EXERCISE GOAL »
Scan the data below. Pull out each line where "name" occurs.

ENTRIES SHOWN »
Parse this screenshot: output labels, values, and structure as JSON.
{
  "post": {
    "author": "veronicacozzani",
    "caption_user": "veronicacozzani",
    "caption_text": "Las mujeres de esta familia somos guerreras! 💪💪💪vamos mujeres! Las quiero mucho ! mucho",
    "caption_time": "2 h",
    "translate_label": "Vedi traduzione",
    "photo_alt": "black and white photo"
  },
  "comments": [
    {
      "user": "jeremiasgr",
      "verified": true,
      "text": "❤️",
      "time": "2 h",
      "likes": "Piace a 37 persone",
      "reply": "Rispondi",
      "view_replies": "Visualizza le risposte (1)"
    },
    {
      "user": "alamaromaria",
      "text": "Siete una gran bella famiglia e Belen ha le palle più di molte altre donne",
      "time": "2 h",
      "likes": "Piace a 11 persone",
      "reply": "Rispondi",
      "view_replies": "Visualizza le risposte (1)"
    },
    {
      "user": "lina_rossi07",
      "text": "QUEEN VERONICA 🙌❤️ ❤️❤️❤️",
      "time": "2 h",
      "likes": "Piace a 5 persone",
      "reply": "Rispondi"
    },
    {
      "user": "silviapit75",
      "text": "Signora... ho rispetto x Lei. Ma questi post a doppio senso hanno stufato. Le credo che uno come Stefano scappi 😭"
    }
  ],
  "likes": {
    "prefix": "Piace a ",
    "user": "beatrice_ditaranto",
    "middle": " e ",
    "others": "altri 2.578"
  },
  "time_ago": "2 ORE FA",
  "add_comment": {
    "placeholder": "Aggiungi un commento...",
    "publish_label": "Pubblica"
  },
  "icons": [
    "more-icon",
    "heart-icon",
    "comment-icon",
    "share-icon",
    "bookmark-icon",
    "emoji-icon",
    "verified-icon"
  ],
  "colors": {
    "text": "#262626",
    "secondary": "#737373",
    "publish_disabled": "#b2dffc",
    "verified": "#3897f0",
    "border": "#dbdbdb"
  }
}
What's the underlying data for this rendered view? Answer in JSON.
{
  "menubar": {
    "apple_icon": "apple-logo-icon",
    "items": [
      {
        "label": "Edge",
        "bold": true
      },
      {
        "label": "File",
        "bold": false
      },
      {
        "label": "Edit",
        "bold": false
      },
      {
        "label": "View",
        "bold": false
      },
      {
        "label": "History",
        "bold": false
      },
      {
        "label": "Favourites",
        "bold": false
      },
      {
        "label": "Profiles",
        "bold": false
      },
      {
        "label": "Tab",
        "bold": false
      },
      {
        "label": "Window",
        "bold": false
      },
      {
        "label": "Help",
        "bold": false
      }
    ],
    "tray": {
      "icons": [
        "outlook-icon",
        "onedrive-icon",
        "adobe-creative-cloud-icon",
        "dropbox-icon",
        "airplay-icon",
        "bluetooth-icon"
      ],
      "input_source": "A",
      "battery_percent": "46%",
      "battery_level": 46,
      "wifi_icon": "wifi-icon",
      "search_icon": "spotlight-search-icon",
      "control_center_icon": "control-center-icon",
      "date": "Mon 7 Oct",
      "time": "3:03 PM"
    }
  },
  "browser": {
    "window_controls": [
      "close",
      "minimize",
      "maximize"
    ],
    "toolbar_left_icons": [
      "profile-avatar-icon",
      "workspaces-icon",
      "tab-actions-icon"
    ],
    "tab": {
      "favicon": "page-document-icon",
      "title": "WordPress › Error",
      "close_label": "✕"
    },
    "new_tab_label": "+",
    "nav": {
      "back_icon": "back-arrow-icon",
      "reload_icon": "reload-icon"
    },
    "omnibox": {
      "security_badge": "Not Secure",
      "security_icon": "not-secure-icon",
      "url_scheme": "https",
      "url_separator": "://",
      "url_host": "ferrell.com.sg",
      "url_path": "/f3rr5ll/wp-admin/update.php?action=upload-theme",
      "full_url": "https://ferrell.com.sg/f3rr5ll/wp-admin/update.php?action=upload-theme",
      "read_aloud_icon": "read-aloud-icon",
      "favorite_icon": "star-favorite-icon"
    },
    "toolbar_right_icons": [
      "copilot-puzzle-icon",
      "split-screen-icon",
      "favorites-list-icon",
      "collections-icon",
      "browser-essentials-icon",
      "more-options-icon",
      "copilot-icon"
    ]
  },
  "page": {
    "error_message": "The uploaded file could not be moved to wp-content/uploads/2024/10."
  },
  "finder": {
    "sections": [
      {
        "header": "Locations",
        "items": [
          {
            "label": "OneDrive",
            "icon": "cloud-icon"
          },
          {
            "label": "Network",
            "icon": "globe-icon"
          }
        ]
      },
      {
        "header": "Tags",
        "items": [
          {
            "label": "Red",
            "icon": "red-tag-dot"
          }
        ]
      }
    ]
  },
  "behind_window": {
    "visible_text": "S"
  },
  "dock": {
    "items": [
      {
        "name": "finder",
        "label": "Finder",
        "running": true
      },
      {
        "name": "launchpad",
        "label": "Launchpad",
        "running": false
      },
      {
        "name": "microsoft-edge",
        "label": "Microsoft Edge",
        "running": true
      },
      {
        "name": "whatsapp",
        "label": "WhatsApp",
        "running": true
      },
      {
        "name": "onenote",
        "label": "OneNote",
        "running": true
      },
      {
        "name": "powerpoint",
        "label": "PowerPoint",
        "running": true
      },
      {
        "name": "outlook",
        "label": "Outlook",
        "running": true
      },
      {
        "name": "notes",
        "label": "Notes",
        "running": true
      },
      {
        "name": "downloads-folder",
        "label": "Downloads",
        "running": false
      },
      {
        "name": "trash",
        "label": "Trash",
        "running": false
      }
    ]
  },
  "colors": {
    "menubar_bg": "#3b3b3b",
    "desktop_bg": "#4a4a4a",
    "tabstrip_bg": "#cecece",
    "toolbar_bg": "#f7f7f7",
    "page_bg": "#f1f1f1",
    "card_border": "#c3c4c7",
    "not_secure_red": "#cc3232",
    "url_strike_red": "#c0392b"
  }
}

ANSWER TO THE PROBLEM »
        "name": "finder",
        "name": "launchpad",
        "name": "microsoft-edge",
        "name": "whatsapp",
        "name": "onenote",
        "name": "powerpoint",
        "name": "outlook",
        "name": "notes",
        "name": "downloads-folder",
        "name": "trash",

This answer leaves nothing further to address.